======== INPUT

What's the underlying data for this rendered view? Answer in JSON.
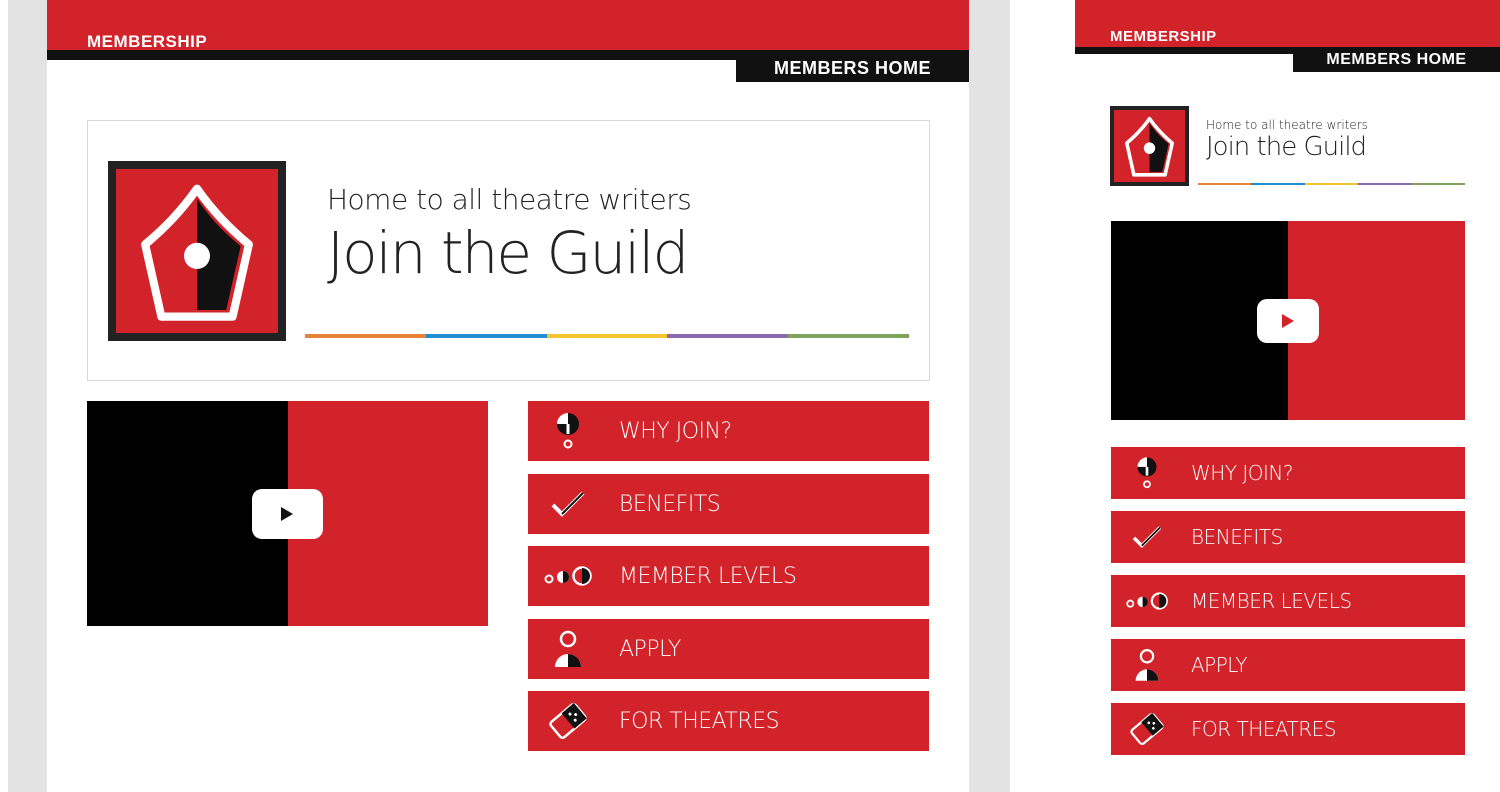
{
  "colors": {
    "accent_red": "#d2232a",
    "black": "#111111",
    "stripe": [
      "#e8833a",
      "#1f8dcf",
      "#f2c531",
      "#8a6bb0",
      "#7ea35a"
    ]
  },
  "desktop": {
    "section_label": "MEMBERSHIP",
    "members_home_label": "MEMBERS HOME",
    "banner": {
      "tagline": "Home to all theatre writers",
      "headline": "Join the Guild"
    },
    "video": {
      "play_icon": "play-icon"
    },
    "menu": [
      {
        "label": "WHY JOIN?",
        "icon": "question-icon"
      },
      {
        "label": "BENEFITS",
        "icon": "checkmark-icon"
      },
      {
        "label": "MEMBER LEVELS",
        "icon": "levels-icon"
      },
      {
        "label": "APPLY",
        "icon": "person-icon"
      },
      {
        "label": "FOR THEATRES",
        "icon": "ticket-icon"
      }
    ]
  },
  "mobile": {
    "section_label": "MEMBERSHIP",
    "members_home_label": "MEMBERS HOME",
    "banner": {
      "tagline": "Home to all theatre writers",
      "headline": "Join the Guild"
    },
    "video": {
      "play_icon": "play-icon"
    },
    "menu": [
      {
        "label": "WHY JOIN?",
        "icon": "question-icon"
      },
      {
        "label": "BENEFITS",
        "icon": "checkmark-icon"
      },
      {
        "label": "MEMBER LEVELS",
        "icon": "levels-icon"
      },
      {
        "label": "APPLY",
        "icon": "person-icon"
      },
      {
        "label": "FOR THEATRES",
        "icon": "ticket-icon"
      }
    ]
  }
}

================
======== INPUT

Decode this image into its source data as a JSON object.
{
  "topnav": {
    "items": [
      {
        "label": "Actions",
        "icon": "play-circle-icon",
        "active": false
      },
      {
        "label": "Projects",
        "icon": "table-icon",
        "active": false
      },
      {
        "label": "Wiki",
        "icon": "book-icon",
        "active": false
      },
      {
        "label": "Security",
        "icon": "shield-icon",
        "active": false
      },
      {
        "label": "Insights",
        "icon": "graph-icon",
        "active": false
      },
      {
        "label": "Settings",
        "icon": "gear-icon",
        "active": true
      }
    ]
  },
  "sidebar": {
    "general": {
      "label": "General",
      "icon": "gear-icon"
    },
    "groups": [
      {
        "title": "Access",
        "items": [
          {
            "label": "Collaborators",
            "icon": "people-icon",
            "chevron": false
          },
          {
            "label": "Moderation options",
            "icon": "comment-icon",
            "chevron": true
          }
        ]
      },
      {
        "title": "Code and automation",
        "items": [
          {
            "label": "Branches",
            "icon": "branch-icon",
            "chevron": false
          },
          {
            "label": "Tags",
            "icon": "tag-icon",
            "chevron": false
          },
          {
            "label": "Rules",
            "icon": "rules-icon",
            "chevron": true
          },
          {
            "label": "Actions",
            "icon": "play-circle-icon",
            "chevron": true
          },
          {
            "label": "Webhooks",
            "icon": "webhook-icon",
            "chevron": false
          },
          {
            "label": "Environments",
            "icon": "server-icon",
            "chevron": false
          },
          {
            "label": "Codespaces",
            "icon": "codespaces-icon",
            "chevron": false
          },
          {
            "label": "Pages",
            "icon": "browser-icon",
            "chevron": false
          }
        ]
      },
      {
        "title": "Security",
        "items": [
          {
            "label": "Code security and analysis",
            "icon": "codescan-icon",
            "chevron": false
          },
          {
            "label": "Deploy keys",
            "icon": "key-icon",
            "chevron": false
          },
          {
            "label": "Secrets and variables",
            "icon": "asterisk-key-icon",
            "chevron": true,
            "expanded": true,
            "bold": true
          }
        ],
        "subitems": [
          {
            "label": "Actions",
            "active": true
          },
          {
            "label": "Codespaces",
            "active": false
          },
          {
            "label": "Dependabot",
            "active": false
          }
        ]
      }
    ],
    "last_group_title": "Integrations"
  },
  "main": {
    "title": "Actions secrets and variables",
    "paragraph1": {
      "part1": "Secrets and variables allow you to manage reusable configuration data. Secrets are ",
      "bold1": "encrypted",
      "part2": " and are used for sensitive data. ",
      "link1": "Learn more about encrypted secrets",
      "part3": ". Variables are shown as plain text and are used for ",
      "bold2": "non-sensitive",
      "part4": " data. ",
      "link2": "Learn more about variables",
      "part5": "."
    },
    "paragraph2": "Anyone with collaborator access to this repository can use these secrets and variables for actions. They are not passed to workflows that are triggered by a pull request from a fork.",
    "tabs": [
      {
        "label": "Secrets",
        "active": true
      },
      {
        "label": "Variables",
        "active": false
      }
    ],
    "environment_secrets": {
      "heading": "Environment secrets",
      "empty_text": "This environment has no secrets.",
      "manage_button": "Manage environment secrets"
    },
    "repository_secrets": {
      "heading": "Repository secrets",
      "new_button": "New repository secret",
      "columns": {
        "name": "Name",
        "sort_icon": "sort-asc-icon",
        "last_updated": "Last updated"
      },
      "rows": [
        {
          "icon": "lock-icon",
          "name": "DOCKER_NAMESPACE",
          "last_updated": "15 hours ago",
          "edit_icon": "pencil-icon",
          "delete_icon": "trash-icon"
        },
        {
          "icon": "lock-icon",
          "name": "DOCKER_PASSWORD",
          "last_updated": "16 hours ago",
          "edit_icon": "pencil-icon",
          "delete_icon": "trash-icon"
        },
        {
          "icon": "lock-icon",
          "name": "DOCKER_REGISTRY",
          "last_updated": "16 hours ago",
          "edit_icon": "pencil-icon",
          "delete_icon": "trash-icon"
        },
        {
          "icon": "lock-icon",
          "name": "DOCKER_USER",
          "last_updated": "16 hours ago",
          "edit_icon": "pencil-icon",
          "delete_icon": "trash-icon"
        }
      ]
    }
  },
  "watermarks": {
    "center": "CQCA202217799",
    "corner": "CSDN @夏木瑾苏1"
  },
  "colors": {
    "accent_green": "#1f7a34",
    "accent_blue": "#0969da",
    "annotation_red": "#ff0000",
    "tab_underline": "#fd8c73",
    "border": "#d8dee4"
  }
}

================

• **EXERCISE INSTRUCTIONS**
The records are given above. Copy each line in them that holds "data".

• **EXERCISE RESPONSE**
What's the underlying data for this rendered view? Answer in JSON.
Decode this image into its source data as a JSON object.
      "part1": "Secrets and variables allow you to manage reusable configuration data. Secrets are ",
      "part2": " and are used for sensitive data. ",
      "part4": " data. ",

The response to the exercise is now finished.